- _STORED DATA_
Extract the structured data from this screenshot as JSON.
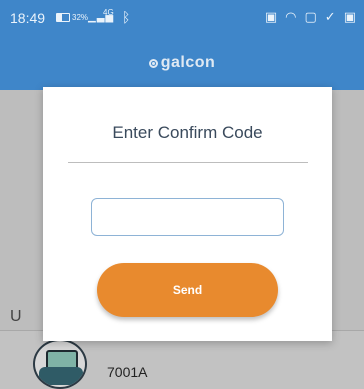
{
  "status_bar": {
    "time": "18:49",
    "battery": "32%",
    "network": "4G",
    "icons": [
      "battery-icon",
      "signal-icon",
      "bluetooth-icon",
      "calendar-icon",
      "wifi-icon",
      "sim-icon",
      "check-icon",
      "notification-icon"
    ]
  },
  "header": {
    "logo_text": "galcon",
    "background_color": "#3f86c9"
  },
  "background": {
    "section_label_partial": "U",
    "device": {
      "name": "7001A"
    }
  },
  "dialog": {
    "title": "Enter Confirm Code",
    "input": {
      "value": "",
      "placeholder": ""
    },
    "send_label": "Send",
    "accent_color": "#e88a2e"
  }
}
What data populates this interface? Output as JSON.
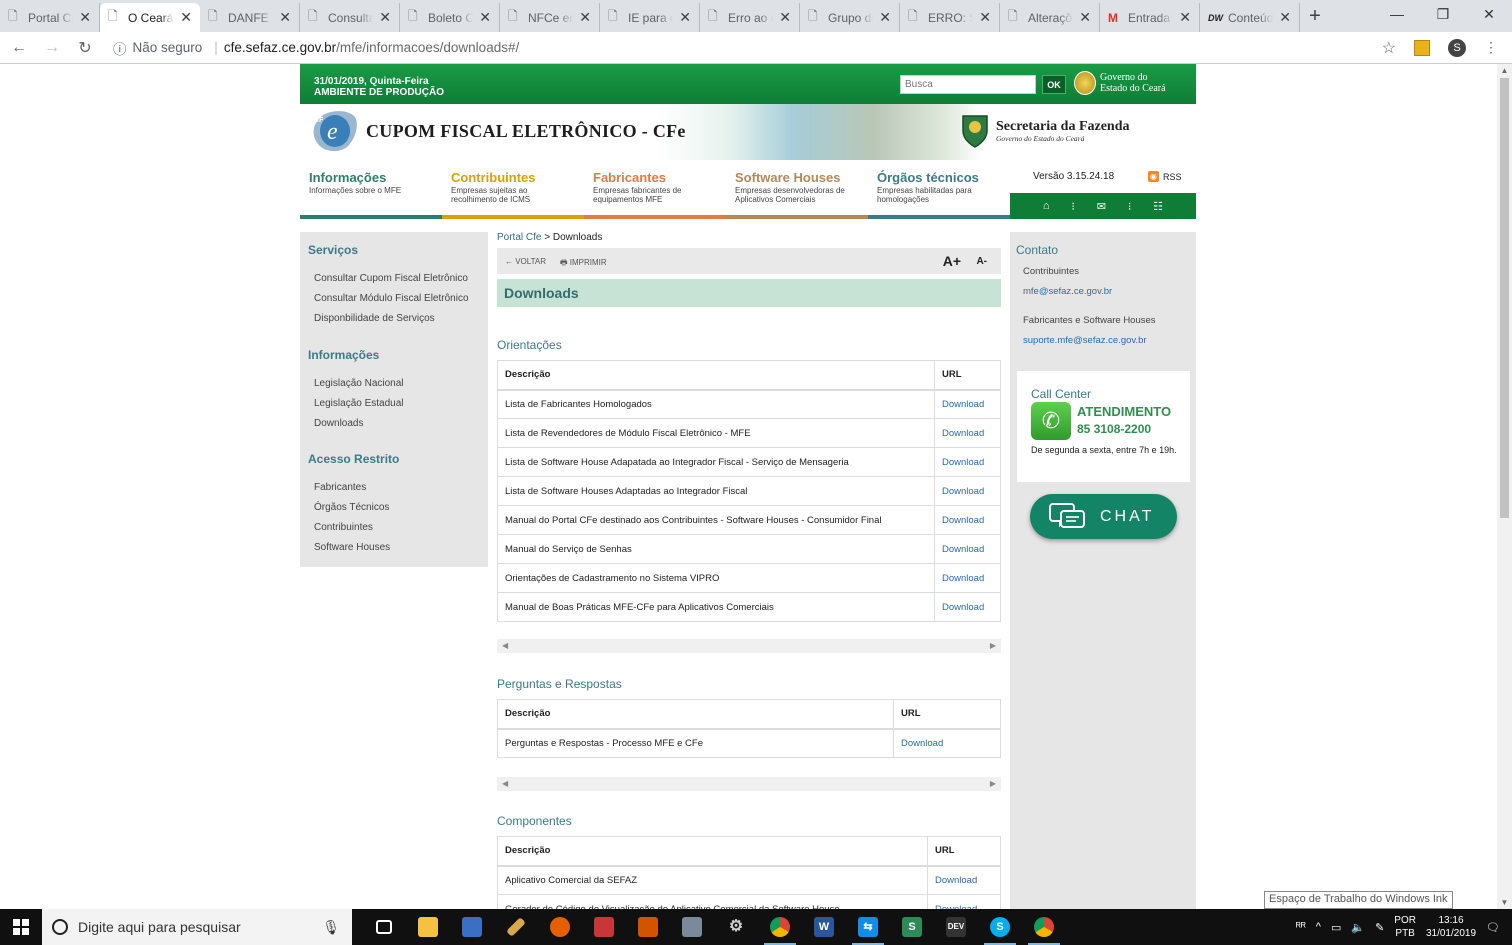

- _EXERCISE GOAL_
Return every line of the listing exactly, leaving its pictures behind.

- _RESPONSE_
Extract the structured data from this screenshot as JSON.
{
  "status_bar": {
    "time": "18:49",
    "battery": "32%",
    "network": "4G",
    "icons": [
      "battery-icon",
      "signal-icon",
      "bluetooth-icon",
      "calendar-icon",
      "wifi-icon",
      "sim-icon",
      "check-icon",
      "notification-icon"
    ]
  },
  "header": {
    "logo_text": "galcon",
    "background_color": "#3f86c9"
  },
  "background": {
    "section_label_partial": "U",
    "device": {
      "name": "7001A"
    }
  },
  "dialog": {
    "title": "Enter Confirm Code",
    "input": {
      "value": "",
      "placeholder": ""
    },
    "send_label": "Send",
    "accent_color": "#e88a2e"
  }
}
What data populates this interface? Output as JSON.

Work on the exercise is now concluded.